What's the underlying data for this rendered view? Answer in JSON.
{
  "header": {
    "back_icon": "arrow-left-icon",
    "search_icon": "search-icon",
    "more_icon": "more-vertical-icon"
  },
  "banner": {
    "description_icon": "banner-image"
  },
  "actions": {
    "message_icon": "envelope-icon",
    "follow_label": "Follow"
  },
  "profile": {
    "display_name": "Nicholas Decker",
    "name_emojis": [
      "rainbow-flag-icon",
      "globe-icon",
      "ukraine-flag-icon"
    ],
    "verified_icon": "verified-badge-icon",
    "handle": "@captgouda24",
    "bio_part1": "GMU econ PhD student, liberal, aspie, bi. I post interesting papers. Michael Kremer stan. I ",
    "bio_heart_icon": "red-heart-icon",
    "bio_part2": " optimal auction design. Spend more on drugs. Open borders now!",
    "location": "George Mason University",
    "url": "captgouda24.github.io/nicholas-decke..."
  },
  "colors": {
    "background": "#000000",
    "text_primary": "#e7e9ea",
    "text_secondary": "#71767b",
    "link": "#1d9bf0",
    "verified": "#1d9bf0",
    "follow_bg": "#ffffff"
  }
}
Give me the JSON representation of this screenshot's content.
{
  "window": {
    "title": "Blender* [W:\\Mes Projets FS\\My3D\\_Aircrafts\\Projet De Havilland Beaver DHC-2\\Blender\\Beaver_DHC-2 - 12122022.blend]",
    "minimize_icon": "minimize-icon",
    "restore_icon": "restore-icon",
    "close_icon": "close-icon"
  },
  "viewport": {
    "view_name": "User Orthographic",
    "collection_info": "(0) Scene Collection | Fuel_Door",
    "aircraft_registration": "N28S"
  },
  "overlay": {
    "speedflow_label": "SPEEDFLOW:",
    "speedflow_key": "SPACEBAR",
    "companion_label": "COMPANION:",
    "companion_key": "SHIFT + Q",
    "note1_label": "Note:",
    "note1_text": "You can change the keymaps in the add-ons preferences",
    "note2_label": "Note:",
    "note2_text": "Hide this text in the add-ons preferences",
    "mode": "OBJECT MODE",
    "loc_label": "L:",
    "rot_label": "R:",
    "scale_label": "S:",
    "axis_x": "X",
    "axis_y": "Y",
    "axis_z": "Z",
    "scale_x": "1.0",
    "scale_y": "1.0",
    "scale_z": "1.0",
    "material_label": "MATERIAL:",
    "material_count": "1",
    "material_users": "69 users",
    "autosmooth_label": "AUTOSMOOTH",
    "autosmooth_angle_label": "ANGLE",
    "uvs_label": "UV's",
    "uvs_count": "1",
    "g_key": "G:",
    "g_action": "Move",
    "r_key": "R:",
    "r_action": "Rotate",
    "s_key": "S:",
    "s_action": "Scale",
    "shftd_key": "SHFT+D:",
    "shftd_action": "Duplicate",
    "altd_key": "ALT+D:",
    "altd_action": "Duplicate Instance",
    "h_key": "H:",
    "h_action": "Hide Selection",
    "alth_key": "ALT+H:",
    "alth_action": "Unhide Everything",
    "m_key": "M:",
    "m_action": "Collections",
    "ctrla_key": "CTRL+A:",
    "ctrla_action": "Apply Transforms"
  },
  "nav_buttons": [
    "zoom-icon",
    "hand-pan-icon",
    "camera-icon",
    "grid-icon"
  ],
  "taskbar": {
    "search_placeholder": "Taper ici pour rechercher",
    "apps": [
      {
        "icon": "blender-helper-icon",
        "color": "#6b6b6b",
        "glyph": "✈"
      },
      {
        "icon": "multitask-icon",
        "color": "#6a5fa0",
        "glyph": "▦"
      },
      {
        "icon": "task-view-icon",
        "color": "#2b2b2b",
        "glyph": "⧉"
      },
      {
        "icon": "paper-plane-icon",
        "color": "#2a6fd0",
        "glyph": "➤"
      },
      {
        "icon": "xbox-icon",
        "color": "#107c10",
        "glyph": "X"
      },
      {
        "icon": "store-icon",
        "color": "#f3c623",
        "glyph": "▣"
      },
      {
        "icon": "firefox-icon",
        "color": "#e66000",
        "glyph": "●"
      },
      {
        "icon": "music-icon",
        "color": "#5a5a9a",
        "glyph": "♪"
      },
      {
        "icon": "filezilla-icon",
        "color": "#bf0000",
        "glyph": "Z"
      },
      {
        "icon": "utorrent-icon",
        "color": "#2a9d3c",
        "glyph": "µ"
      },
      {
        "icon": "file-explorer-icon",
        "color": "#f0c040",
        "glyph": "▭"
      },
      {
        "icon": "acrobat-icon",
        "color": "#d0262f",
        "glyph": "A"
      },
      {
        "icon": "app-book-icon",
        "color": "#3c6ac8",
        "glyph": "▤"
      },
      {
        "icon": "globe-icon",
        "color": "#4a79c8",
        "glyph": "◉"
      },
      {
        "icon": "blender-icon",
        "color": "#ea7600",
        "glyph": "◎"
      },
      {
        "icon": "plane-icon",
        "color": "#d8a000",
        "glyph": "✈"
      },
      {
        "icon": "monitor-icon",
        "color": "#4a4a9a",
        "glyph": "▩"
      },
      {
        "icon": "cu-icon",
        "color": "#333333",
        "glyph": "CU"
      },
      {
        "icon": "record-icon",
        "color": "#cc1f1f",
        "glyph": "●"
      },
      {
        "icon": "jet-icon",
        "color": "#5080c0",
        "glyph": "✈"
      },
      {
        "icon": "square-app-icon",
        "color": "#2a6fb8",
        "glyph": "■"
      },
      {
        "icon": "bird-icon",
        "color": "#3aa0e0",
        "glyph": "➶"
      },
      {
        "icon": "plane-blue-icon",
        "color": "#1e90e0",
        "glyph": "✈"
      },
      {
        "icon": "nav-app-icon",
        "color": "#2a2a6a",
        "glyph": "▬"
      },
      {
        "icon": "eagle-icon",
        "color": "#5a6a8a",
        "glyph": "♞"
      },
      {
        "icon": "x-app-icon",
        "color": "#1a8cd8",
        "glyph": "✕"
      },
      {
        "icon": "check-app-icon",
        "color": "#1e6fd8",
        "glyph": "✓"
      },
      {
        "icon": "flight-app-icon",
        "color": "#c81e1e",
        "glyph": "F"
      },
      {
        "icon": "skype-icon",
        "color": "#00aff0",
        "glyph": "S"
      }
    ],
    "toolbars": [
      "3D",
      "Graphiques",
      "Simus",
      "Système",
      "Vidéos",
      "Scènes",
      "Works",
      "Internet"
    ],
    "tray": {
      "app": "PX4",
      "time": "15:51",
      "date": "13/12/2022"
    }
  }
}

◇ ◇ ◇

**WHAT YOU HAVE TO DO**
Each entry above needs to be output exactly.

**WRITTEN REPLY**
What's the underlying data for this rendered view? Answer in JSON.
{
  "header": {
    "back_icon": "arrow-left-icon",
    "search_icon": "search-icon",
    "more_icon": "more-vertical-icon"
  },
  "banner": {
    "description_icon": "banner-image"
  },
  "actions": {
    "message_icon": "envelope-icon",
    "follow_label": "Follow"
  },
  "profile": {
    "display_name": "Nicholas Decker",
    "name_emojis": [
      "rainbow-flag-icon",
      "globe-icon",
      "ukraine-flag-icon"
    ],
    "verified_icon": "verified-badge-icon",
    "handle": "@captgouda24",
    "bio_part1": "GMU econ PhD student, liberal, aspie, bi. I post interesting papers. Michael Kremer stan. I ",
    "bio_heart_icon": "red-heart-icon",
    "bio_part2": " optimal auction design. Spend more on drugs. Open borders now!",
    "location": "George Mason University",
    "url": "captgouda24.github.io/nicholas-decke..."
  },
  "colors": {
    "background": "#000000",
    "text_primary": "#e7e9ea",
    "text_secondary": "#71767b",
    "link": "#1d9bf0",
    "verified": "#1d9bf0",
    "follow_bg": "#ffffff"
  }
}
Give me the JSON representation of this screenshot's content.
{
  "window": {
    "title": "Blender* [W:\\Mes Projets FS\\My3D\\_Aircrafts\\Projet De Havilland Beaver DHC-2\\Blender\\Beaver_DHC-2 - 12122022.blend]",
    "minimize_icon": "minimize-icon",
    "restore_icon": "restore-icon",
    "close_icon": "close-icon"
  },
  "viewport": {
    "view_name": "User Orthographic",
    "collection_info": "(0) Scene Collection | Fuel_Door",
    "aircraft_registration": "N28S"
  },
  "overlay": {
    "speedflow_label": "SPEEDFLOW:",
    "speedflow_key": "SPACEBAR",
    "companion_label": "COMPANION:",
    "companion_key": "SHIFT + Q",
    "note1_label": "Note:",
    "note1_text": "You can change the keymaps in the add-ons preferences",
    "note2_label": "Note:",
    "note2_text": "Hide this text in the add-ons preferences",
    "mode": "OBJECT MODE",
    "loc_label": "L:",
    "rot_label": "R:",
    "scale_label": "S:",
    "axis_x": "X",
    "axis_y": "Y",
    "axis_z": "Z",
    "scale_x": "1.0",
    "scale_y": "1.0",
    "scale_z": "1.0",
    "material_label": "MATERIAL:",
    "material_count": "1",
    "material_users": "69 users",
    "autosmooth_label": "AUTOSMOOTH",
    "autosmooth_angle_label": "ANGLE",
    "uvs_label": "UV's",
    "uvs_count": "1",
    "g_key": "G:",
    "g_action": "Move",
    "r_key": "R:",
    "r_action": "Rotate",
    "s_key": "S:",
    "s_action": "Scale",
    "shftd_key": "SHFT+D:",
    "shftd_action": "Duplicate",
    "altd_key": "ALT+D:",
    "altd_action": "Duplicate Instance",
    "h_key": "H:",
    "h_action": "Hide Selection",
    "alth_key": "ALT+H:",
    "alth_action": "Unhide Everything",
    "m_key": "M:",
    "m_action": "Collections",
    "ctrla_key": "CTRL+A:",
    "ctrla_action": "Apply Transforms"
  },
  "nav_buttons": [
    "zoom-icon",
    "hand-pan-icon",
    "camera-icon",
    "grid-icon"
  ],
  "taskbar": {
    "search_placeholder": "Taper ici pour rechercher",
    "apps": [
      {
        "icon": "blender-helper-icon",
        "color": "#6b6b6b",
        "glyph": "✈"
      },
      {
        "icon": "multitask-icon",
        "color": "#6a5fa0",
        "glyph": "▦"
      },
      {
        "icon": "task-view-icon",
        "color": "#2b2b2b",
        "glyph": "⧉"
      },
      {
        "icon": "paper-plane-icon",
        "color": "#2a6fd0",
        "glyph": "➤"
      },
      {
        "icon": "xbox-icon",
        "color": "#107c10",
        "glyph": "X"
      },
      {
        "icon": "store-icon",
        "color": "#f3c623",
        "glyph": "▣"
      },
      {
        "icon": "firefox-icon",
        "color": "#e66000",
        "glyph": "●"
      },
      {
        "icon": "music-icon",
        "color": "#5a5a9a",
        "glyph": "♪"
      },
      {
        "icon": "filezilla-icon",
        "color": "#bf0000",
        "glyph": "Z"
      },
      {
        "icon": "utorrent-icon",
        "color": "#2a9d3c",
        "glyph": "µ"
      },
      {
        "icon": "file-explorer-icon",
        "color": "#f0c040",
        "glyph": "▭"
      },
      {
        "icon": "acrobat-icon",
        "color": "#d0262f",
        "glyph": "A"
      },
      {
        "icon": "app-book-icon",
        "color": "#3c6ac8",
        "glyph": "▤"
      },
      {
        "icon": "globe-icon",
        "color": "#4a79c8",
        "glyph": "◉"
      },
      {
        "icon": "blender-icon",
        "color": "#ea7600",
        "glyph": "◎"
      },
      {
        "icon": "plane-icon",
        "color": "#d8a000",
        "glyph": "✈"
      },
      {
        "icon": "monitor-icon",
        "color": "#4a4a9a",
        "glyph": "▩"
      },
      {
        "icon": "cu-icon",
        "color": "#333333",
        "glyph": "CU"
      },
      {
        "icon": "record-icon",
        "color": "#cc1f1f",
        "glyph": "●"
      },
      {
        "icon": "jet-icon",
        "color": "#5080c0",
        "glyph": "✈"
      },
      {
        "icon": "square-app-icon",
        "color": "#2a6fb8",
        "glyph": "■"
      },
      {
        "icon": "bird-icon",
        "color": "#3aa0e0",
        "glyph": "➶"
      },
      {
        "icon": "plane-blue-icon",
        "color": "#1e90e0",
        "glyph": "✈"
      },
      {
        "icon": "nav-app-icon",
        "color": "#2a2a6a",
        "glyph": "▬"
      },
      {
        "icon": "eagle-icon",
        "color": "#5a6a8a",
        "glyph": "♞"
      },
      {
        "icon": "x-app-icon",
        "color": "#1a8cd8",
        "glyph": "✕"
      },
      {
        "icon": "check-app-icon",
        "color": "#1e6fd8",
        "glyph": "✓"
      },
      {
        "icon": "flight-app-icon",
        "color": "#c81e1e",
        "glyph": "F"
      },
      {
        "icon": "skype-icon",
        "color": "#00aff0",
        "glyph": "S"
      }
    ],
    "toolbars": [
      "3D",
      "Graphiques",
      "Simus",
      "Système",
      "Vidéos",
      "Scènes",
      "Works",
      "Internet"
    ],
    "tray": {
      "app": "PX4",
      "time": "15:51",
      "date": "13/12/2022"
    }
  }
}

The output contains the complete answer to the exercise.